> **What this task involves**
Pictures do not belong in the copy; restate the records below word for word.

——————————

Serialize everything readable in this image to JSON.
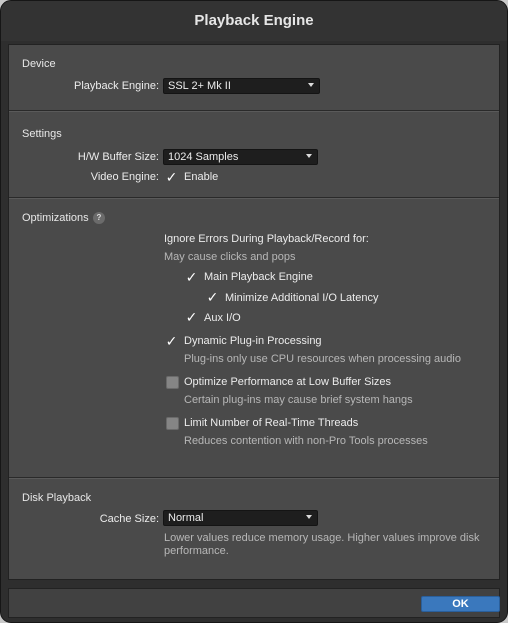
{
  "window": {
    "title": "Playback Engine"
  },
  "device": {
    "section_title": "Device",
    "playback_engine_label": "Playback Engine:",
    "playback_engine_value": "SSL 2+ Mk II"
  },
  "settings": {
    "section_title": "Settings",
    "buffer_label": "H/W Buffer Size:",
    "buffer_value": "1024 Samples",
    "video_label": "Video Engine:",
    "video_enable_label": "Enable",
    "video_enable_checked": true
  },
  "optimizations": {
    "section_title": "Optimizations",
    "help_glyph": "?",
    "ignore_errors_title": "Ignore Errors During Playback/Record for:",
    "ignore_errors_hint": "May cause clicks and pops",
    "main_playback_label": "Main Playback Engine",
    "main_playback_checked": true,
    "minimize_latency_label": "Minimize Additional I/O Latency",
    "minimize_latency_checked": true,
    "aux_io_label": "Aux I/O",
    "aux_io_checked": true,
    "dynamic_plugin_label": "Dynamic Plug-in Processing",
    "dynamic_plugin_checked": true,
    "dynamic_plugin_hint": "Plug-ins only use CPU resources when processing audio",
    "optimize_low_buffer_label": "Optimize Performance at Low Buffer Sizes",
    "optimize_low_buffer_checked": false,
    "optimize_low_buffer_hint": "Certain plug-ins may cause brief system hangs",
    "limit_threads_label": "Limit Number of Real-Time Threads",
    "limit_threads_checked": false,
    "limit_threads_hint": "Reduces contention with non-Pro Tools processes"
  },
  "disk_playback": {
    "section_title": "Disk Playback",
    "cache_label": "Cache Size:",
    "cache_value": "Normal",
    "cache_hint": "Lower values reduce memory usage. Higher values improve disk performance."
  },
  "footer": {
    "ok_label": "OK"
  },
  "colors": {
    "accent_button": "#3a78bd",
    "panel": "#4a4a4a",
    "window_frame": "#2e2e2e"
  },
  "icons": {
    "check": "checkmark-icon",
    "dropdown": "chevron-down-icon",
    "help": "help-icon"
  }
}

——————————

> **Exercise solution**
Serialize everything readable in this image to JSON.
{
  "window": {
    "title": "Playback Engine"
  },
  "device": {
    "section_title": "Device",
    "playback_engine_label": "Playback Engine:",
    "playback_engine_value": "SSL 2+ Mk II"
  },
  "settings": {
    "section_title": "Settings",
    "buffer_label": "H/W Buffer Size:",
    "buffer_value": "1024 Samples",
    "video_label": "Video Engine:",
    "video_enable_label": "Enable",
    "video_enable_checked": true
  },
  "optimizations": {
    "section_title": "Optimizations",
    "help_glyph": "?",
    "ignore_errors_title": "Ignore Errors During Playback/Record for:",
    "ignore_errors_hint": "May cause clicks and pops",
    "main_playback_label": "Main Playback Engine",
    "main_playback_checked": true,
    "minimize_latency_label": "Minimize Additional I/O Latency",
    "minimize_latency_checked": true,
    "aux_io_label": "Aux I/O",
    "aux_io_checked": true,
    "dynamic_plugin_label": "Dynamic Plug-in Processing",
    "dynamic_plugin_checked": true,
    "dynamic_plugin_hint": "Plug-ins only use CPU resources when processing audio",
    "optimize_low_buffer_label": "Optimize Performance at Low Buffer Sizes",
    "optimize_low_buffer_checked": false,
    "optimize_low_buffer_hint": "Certain plug-ins may cause brief system hangs",
    "limit_threads_label": "Limit Number of Real-Time Threads",
    "limit_threads_checked": false,
    "limit_threads_hint": "Reduces contention with non-Pro Tools processes"
  },
  "disk_playback": {
    "section_title": "Disk Playback",
    "cache_label": "Cache Size:",
    "cache_value": "Normal",
    "cache_hint": "Lower values reduce memory usage. Higher values improve disk performance."
  },
  "footer": {
    "ok_label": "OK"
  },
  "colors": {
    "accent_button": "#3a78bd",
    "panel": "#4a4a4a",
    "window_frame": "#2e2e2e"
  },
  "icons": {
    "check": "checkmark-icon",
    "dropdown": "chevron-down-icon",
    "help": "help-icon"
  }
}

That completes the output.